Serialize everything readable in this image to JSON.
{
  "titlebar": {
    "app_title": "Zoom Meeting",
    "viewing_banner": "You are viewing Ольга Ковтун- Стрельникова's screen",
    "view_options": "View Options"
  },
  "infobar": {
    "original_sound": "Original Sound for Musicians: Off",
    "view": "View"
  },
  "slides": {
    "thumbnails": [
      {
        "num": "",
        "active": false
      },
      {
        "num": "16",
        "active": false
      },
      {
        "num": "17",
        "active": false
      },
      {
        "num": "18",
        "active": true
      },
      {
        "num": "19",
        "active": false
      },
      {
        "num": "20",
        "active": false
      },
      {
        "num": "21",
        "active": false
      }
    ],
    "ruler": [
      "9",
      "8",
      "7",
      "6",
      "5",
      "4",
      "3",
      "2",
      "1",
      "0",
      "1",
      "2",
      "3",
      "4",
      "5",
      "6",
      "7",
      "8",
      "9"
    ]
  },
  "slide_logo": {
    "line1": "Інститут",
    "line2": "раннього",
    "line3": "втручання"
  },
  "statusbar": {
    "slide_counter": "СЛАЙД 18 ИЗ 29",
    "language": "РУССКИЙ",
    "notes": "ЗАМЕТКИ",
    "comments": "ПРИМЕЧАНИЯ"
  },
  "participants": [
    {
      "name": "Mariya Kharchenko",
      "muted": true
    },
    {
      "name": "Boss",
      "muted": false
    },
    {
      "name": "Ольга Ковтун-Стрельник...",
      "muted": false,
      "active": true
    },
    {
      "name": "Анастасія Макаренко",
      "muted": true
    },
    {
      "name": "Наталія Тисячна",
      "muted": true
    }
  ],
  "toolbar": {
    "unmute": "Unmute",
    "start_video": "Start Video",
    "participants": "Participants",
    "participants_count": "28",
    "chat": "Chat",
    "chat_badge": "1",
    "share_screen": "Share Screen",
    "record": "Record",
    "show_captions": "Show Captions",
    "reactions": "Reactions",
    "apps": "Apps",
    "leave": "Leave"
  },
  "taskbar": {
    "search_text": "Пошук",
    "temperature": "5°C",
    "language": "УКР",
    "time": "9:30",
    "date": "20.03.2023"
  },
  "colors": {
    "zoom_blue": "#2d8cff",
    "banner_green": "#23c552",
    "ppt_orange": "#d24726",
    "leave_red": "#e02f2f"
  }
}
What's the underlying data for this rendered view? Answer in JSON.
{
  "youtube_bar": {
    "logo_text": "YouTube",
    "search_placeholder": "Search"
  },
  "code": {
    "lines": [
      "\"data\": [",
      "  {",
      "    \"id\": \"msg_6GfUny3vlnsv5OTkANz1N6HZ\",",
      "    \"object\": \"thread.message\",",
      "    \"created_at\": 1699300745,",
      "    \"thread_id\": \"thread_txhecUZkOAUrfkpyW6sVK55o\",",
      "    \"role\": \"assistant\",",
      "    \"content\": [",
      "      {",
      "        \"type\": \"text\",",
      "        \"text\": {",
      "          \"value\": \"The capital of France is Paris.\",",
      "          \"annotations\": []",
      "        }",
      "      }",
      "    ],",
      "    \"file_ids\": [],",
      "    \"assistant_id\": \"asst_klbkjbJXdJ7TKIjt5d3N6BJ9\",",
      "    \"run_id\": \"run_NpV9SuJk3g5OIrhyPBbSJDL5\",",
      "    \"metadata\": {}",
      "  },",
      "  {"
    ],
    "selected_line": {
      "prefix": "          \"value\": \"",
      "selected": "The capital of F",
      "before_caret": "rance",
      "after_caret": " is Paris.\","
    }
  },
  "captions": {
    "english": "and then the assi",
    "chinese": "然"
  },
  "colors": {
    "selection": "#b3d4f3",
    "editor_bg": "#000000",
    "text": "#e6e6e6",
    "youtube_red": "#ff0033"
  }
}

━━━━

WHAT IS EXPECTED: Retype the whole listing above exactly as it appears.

ANSWER FOR THIS EXERCISE:
Serialize everything readable in this image to JSON.
{
  "titlebar": {
    "app_title": "Zoom Meeting",
    "viewing_banner": "You are viewing Ольга Ковтун- Стрельникова's screen",
    "view_options": "View Options"
  },
  "infobar": {
    "original_sound": "Original Sound for Musicians: Off",
    "view": "View"
  },
  "slides": {
    "thumbnails": [
      {
        "num": "",
        "active": false
      },
      {
        "num": "16",
        "active": false
      },
      {
        "num": "17",
        "active": false
      },
      {
        "num": "18",
        "active": true
      },
      {
        "num": "19",
        "active": false
      },
      {
        "num": "20",
        "active": false
      },
      {
        "num": "21",
        "active": false
      }
    ],
    "ruler": [
      "9",
      "8",
      "7",
      "6",
      "5",
      "4",
      "3",
      "2",
      "1",
      "0",
      "1",
      "2",
      "3",
      "4",
      "5",
      "6",
      "7",
      "8",
      "9"
    ]
  },
  "slide_logo": {
    "line1": "Інститут",
    "line2": "раннього",
    "line3": "втручання"
  },
  "statusbar": {
    "slide_counter": "СЛАЙД 18 ИЗ 29",
    "language": "РУССКИЙ",
    "notes": "ЗАМЕТКИ",
    "comments": "ПРИМЕЧАНИЯ"
  },
  "participants": [
    {
      "name": "Mariya Kharchenko",
      "muted": true
    },
    {
      "name": "Boss",
      "muted": false
    },
    {
      "name": "Ольга Ковтун-Стрельник...",
      "muted": false,
      "active": true
    },
    {
      "name": "Анастасія Макаренко",
      "muted": true
    },
    {
      "name": "Наталія Тисячна",
      "muted": true
    }
  ],
  "toolbar": {
    "unmute": "Unmute",
    "start_video": "Start Video",
    "participants": "Participants",
    "participants_count": "28",
    "chat": "Chat",
    "chat_badge": "1",
    "share_screen": "Share Screen",
    "record": "Record",
    "show_captions": "Show Captions",
    "reactions": "Reactions",
    "apps": "Apps",
    "leave": "Leave"
  },
  "taskbar": {
    "search_text": "Пошук",
    "temperature": "5°C",
    "language": "УКР",
    "time": "9:30",
    "date": "20.03.2023"
  },
  "colors": {
    "zoom_blue": "#2d8cff",
    "banner_green": "#23c552",
    "ppt_orange": "#d24726",
    "leave_red": "#e02f2f"
  }
}
What's the underlying data for this rendered view? Answer in JSON.
{
  "youtube_bar": {
    "logo_text": "YouTube",
    "search_placeholder": "Search"
  },
  "code": {
    "lines": [
      "\"data\": [",
      "  {",
      "    \"id\": \"msg_6GfUny3vlnsv5OTkANz1N6HZ\",",
      "    \"object\": \"thread.message\",",
      "    \"created_at\": 1699300745,",
      "    \"thread_id\": \"thread_txhecUZkOAUrfkpyW6sVK55o\",",
      "    \"role\": \"assistant\",",
      "    \"content\": [",
      "      {",
      "        \"type\": \"text\",",
      "        \"text\": {",
      "          \"value\": \"The capital of France is Paris.\",",
      "          \"annotations\": []",
      "        }",
      "      }",
      "    ],",
      "    \"file_ids\": [],",
      "    \"assistant_id\": \"asst_klbkjbJXdJ7TKIjt5d3N6BJ9\",",
      "    \"run_id\": \"run_NpV9SuJk3g5OIrhyPBbSJDL5\",",
      "    \"metadata\": {}",
      "  },",
      "  {"
    ],
    "selected_line": {
      "prefix": "          \"value\": \"",
      "selected": "The capital of F",
      "before_caret": "rance",
      "after_caret": " is Paris.\","
    }
  },
  "captions": {
    "english": "and then the assi",
    "chinese": "然"
  },
  "colors": {
    "selection": "#b3d4f3",
    "editor_bg": "#000000",
    "text": "#e6e6e6",
    "youtube_red": "#ff0033"
  }
}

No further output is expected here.